A weekend in Paris
CHANGE YOUR VIEW
What do you do when you are not in a place mentally or psychically to produce work? When you are not inspired by your surroundings? When all the best images seem to have already been taken? Change something, ANYTHING! Your situation, your gear, your surroundings. Even if only for a short period. Rent or borrow a camera / lens. Go somewhere new. Buddy up with someone.
You MUST keep moving, even the slightest of steps forward is a step in the right direction. Unless you change, that dying flickering light you have, will eventually extinguish.
As they say 'a change is as good as a rest', and I was desperately in need of a change. I hadn't used my camera properly since my last trip to New Zealand, so I was itching to get out and work that muscle memory, as well as my trigger finger.

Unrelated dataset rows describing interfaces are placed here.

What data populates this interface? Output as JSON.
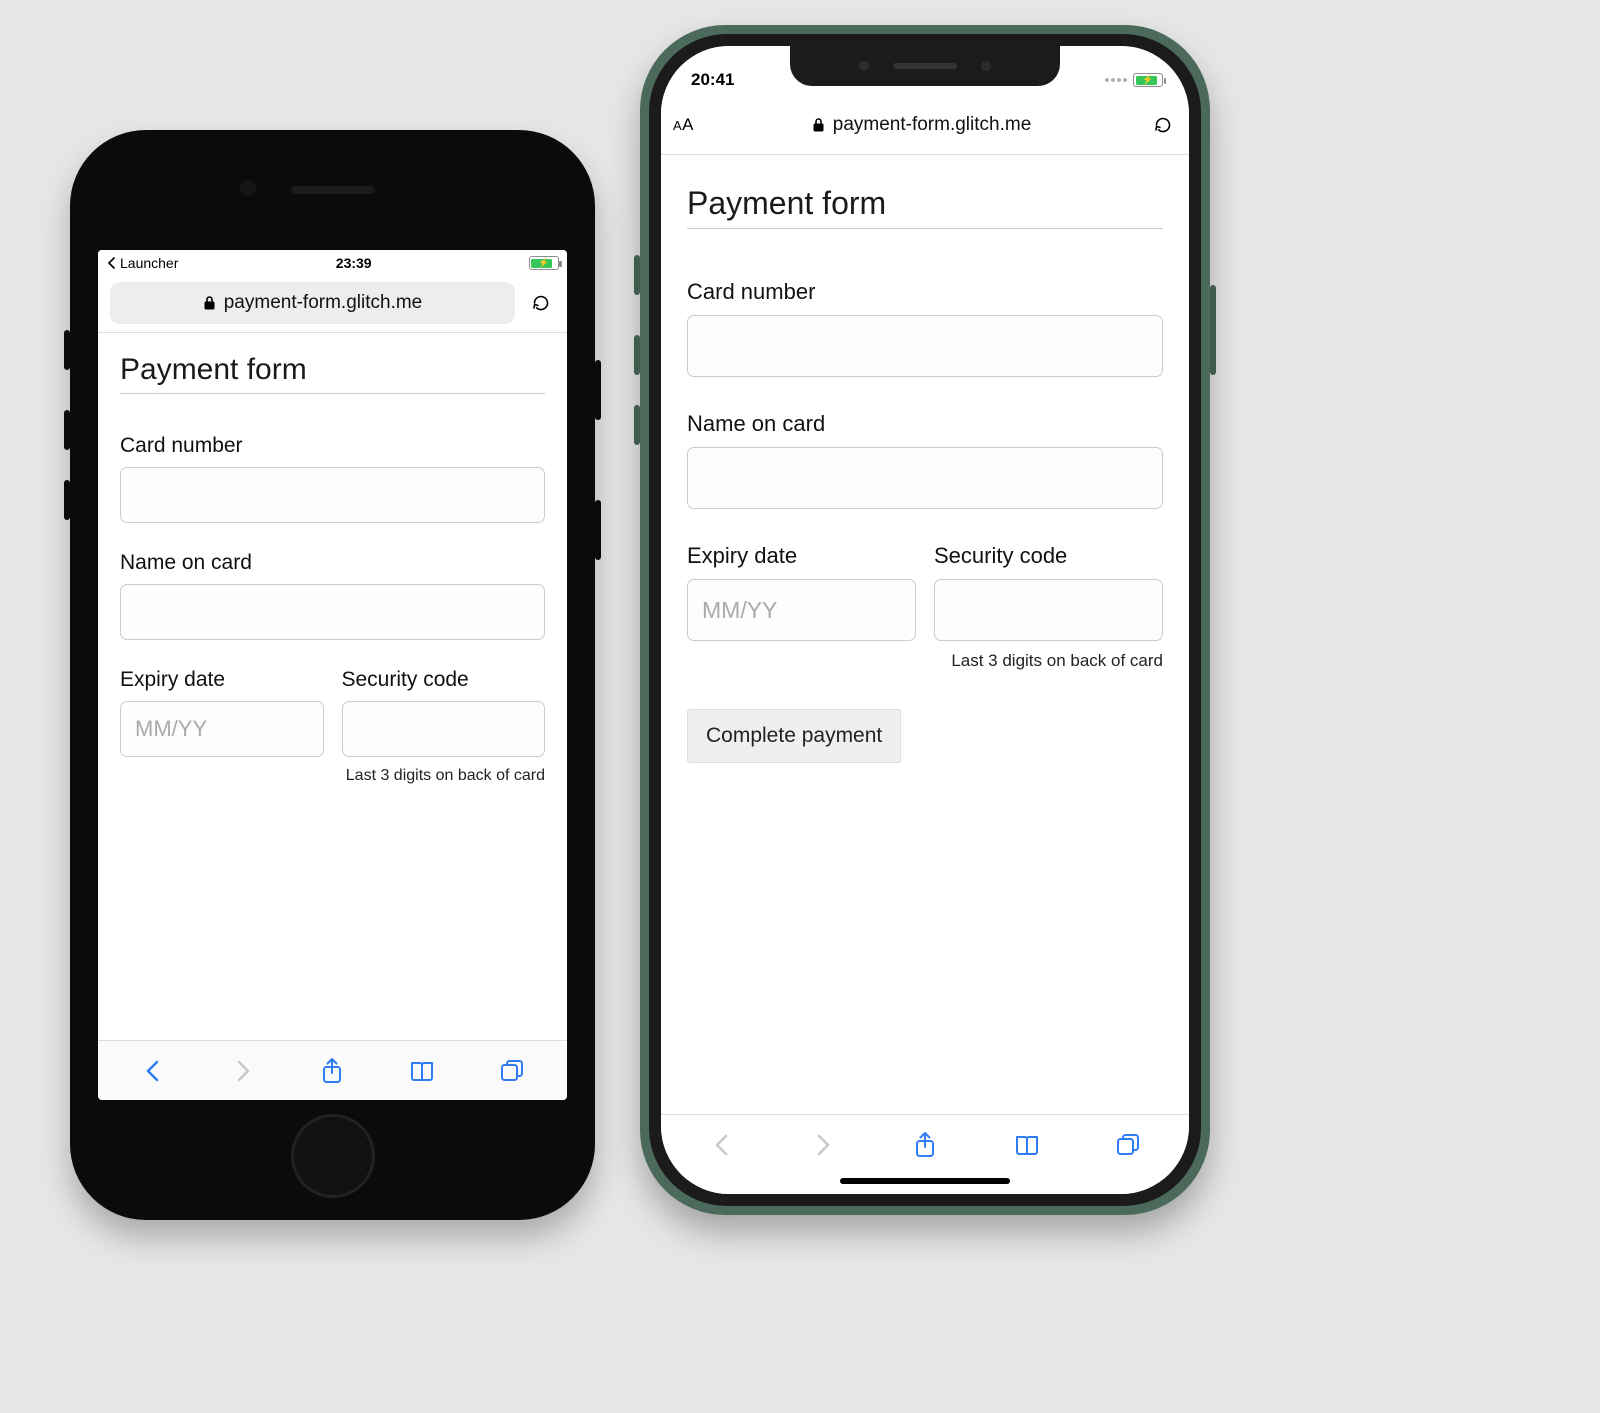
{
  "left_phone": {
    "status_bar": {
      "back_app": "Launcher",
      "time": "23:39"
    },
    "url_bar": {
      "domain": "payment-form.glitch.me"
    },
    "form": {
      "title": "Payment form",
      "card_number_label": "Card number",
      "name_on_card_label": "Name on card",
      "expiry_label": "Expiry date",
      "expiry_placeholder": "MM/YY",
      "security_label": "Security code",
      "security_hint": "Last 3 digits on back of card"
    }
  },
  "right_phone": {
    "status_bar": {
      "time": "20:41"
    },
    "url_bar": {
      "aa": "AA",
      "domain": "payment-form.glitch.me"
    },
    "form": {
      "title": "Payment form",
      "card_number_label": "Card number",
      "name_on_card_label": "Name on card",
      "expiry_label": "Expiry date",
      "expiry_placeholder": "MM/YY",
      "security_label": "Security code",
      "security_hint": "Last 3 digits on back of card",
      "submit_label": "Complete payment"
    }
  }
}
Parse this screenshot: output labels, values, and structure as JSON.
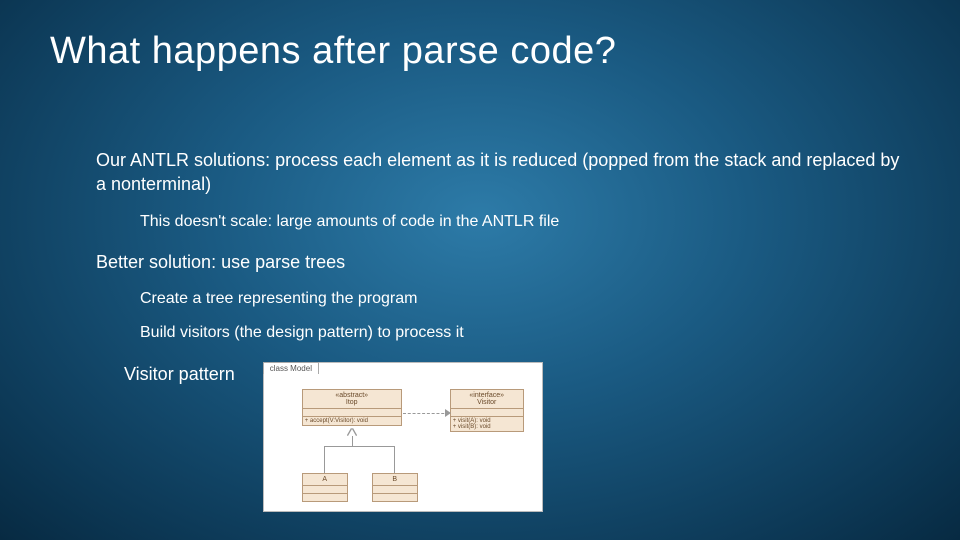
{
  "title": "What happens after parse code?",
  "bullets": {
    "b1": "Our ANTLR solutions: process each element as it is reduced (popped from the stack and replaced by a nonterminal)",
    "b1_1": "This doesn't scale: large amounts of code in the ANTLR file",
    "b2": "Better solution: use parse trees",
    "b2_1": "Create a tree representing the program",
    "b2_2": "Build visitors (the design pattern) to process it",
    "b3": "Visitor pattern"
  },
  "uml": {
    "tab": "class Model",
    "top_stereo": "«abstract»",
    "top_name": "Itop",
    "top_op": "+ accept(V:Visitor): void",
    "visitor_stereo": "«interface»",
    "visitor_name": "Visitor",
    "visitor_op1": "+ visit(A): void",
    "visitor_op2": "+ visit(B): void",
    "a_name": "A",
    "b_name": "B"
  }
}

Rather than just snap around where I am, let's face it, where you live always seems boring compared to other locations, I decided to go back to Paris. I had not been there for 15 years! Why Paris? Audrey Hepburn said it best "Paris is always a good idea" - besides Paris is such an iconic, evocative city, why not!
I booked a ticket on the Eurostar, and so my adventure began. It was an early start, VERY early. The great thing about taking the Eurostar is you arrive right in the centre of Paris, early and with no messing about with luggage or transfers from the airport.
Let's face it, no matter how seasoned a photographer you are when you arrive somewhere for the first time, you're a tourist - and that's OK. Take those snaps, but also take the time to make a carefully thought-through image, make the journey a worth while one.
Oh la la
If you try to create portfolio worthy images, even if you fail, you will come away with some strong images. These are the images that made the cut on this occasion from my trip. Are they the best images ever seen, no. But they are the best I had, and ones that I took the time to create.
It's all about the tower. 99% of people who go to Paris will visit and photograph The Eiffel Tower, so capturing a new and fresh take on this icon will be a challenge for anyone. So as I said before, be a tourist, snap away and then try to create something different. It may not be unique, but at least you slowed down, took your time and tried. Dont forget to get in close and shoot the details, as well as get far away and shoot the whole tower in a scene. If you have the time shoot it at different times of the day, and in all kinds of weather.
Hit the streets
Paris' streets, avenues and quarters ooze character. Make sure you take time to explore them, I am sure you could find some real gems amongst the winding narrow corridors. Do make sure you are aware of the laws on street photography in France, as they have changed (esp when photographing people).
Louvre it or hate it, I have seen some fantastic images of this building. I didn't have enough time to get there early, so you make the most of what you do have. However, unless you get there early or quite late the place is going to be swarming with tourists, something to consider. The inside is full of amazing artwork which may indeed inspire you even more. In case you weren't aware, this is also the home of the Mona Lisa - which is now not only behind glass but a wide cordoned off section, so you wont be getting up close and personal with her :(
But the outside courtyard and gardens do offer some spectacular photographic opportunies.
Metro's, undergrounds, subways always have an appeal, and France's wonderful deco designs certainly are worthy of your attention. Here are a few that caught my eye. Make sure you consider the surrounding area and distractions when framing your images, as these are typically in a built up busy environment, but a slight change in angle can make all the difference.
Well that was my trip, I hope you liked the images. I certainly enjoyed the break and would like to return for a longer weekend, to create even better images, so in that respect, it worked :)